+++ DATA EXTRACTS

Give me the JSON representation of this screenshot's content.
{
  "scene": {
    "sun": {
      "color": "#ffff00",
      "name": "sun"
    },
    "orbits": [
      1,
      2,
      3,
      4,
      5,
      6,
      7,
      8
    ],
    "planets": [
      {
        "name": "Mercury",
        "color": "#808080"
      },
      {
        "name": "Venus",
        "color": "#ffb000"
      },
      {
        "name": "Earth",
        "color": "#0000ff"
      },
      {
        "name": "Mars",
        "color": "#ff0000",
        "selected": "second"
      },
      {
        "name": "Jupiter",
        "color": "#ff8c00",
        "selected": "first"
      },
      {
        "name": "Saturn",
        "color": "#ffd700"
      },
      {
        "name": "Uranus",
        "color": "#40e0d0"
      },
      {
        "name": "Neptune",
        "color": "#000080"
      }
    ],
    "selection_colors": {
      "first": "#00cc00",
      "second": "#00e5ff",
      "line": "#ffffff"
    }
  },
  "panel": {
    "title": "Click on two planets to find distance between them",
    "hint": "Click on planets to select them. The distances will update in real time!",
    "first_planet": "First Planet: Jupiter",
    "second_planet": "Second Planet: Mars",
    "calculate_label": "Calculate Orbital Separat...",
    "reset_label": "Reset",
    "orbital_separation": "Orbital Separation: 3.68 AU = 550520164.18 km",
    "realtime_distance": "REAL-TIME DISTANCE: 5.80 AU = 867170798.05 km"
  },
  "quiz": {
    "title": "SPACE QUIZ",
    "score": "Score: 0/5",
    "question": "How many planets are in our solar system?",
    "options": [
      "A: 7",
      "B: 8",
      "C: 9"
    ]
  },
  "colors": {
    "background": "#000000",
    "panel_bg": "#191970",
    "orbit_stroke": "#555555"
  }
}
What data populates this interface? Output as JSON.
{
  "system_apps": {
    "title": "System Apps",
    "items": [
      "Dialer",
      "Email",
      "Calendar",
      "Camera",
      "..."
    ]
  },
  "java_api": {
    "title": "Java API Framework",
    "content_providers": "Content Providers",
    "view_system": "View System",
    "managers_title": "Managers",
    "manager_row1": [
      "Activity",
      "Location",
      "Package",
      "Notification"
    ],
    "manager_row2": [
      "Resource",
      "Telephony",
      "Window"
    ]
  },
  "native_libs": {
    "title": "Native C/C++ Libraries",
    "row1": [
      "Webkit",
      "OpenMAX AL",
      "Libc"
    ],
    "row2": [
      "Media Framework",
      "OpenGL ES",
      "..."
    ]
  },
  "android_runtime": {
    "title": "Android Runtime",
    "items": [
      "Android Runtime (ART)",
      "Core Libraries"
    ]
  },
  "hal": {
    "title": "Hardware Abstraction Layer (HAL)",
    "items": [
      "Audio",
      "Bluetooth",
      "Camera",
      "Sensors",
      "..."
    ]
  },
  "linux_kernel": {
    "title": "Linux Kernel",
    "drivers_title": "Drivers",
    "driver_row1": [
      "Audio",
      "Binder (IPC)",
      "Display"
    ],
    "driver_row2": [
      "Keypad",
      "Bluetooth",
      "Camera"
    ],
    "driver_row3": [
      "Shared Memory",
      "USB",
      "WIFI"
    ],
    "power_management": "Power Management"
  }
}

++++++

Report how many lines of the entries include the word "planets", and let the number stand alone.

4